The measure is to help give businesses time to prepare for the introduction of the new 52-hour workweek, but labor circles are strongly protesting the move.
The government will exempt violators from punishment during the grace period to help minimize the impact of the shorter workweek.
Under current regulations, labor inspectors can grant a weeklong period for establishments that are violating work hour rules to resolve the issue. If the business owner files a request, the period can be extended by seven more days.
Thus the maximum 14 days allowed at present will be increased to six months.
Moreover, the Labor Ministry is considering changing the seven-day correction period to three months.
Employers violating maximum work hours are subject to a prison term of up to two years or fines of up to 20 million won.
The shorter workweek was one of President Moon Jae-in's election pledges aimed at improving the Korean people's work-life balance.
Under revised laws, companies with 300 or more employees and public agencies are obligated to reduce maximum working hours to 52 hours per week, from the current 68 hours, starting July first.
Smaller businesses will be allowed to introduce the rule in phases.
Ahead of the implementation, the Labor Ministry put forward guidelines to help firms adjust but confusion persisted. This is because reducing work hours is not only about the actual hours but is a complex task that also involves changing employment practices and work culture.
The ruling party, government and the presidential office eventually accepted the Korea Employers Federation’s request and introduced the grace period to enable a soft landing of the new rule.

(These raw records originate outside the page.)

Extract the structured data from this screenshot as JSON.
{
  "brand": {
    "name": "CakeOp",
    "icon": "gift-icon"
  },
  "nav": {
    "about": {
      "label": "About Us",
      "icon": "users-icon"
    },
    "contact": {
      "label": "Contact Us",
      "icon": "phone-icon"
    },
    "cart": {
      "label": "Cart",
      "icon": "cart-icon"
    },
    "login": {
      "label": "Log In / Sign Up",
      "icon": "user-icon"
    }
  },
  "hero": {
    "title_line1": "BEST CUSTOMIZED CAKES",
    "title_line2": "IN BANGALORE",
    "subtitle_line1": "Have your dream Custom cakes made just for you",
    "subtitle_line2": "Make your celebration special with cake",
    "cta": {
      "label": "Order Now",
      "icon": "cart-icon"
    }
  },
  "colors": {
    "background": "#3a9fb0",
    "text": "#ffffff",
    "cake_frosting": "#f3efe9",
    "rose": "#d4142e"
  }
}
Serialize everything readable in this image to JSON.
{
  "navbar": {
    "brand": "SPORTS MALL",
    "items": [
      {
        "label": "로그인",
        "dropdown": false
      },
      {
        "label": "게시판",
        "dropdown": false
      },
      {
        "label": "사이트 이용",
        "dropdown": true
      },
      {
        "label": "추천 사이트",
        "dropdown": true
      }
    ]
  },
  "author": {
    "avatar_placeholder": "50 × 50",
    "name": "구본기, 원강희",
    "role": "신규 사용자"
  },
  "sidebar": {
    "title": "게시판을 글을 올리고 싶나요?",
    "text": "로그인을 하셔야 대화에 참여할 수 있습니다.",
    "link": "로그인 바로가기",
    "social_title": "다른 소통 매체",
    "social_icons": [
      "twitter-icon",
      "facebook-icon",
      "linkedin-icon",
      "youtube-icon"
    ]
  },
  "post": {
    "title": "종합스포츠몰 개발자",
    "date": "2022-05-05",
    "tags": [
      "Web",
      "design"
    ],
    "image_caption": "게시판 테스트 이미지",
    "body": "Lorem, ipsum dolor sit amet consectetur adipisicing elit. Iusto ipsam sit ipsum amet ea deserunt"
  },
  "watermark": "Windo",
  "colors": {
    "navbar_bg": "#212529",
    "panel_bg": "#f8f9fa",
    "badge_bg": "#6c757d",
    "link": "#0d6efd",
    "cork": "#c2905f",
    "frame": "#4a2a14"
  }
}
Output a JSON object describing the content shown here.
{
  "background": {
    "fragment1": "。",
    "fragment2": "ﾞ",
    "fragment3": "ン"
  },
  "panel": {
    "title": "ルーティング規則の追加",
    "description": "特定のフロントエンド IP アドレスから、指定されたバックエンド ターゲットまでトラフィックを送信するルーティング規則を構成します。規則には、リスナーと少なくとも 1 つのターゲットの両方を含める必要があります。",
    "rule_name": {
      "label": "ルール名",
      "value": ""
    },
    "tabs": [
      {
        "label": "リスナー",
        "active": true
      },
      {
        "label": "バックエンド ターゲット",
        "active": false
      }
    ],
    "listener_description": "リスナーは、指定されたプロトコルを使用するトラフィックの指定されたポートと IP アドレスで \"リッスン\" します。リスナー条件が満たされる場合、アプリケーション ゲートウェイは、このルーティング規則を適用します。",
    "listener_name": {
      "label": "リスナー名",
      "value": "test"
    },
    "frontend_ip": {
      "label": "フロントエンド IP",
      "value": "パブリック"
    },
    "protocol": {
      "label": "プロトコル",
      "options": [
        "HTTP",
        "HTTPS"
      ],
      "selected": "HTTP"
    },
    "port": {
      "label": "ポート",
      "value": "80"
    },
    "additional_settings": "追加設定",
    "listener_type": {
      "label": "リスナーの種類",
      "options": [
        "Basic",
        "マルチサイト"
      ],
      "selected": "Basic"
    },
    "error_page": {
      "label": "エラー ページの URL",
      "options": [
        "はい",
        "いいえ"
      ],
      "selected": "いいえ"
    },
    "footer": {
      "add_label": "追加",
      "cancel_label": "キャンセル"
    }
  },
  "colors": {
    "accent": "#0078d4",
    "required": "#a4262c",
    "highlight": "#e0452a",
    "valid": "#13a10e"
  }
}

However, labor circles strongly protest the move and blame the ministry for its ambiguous standards which they say escalated the conflict.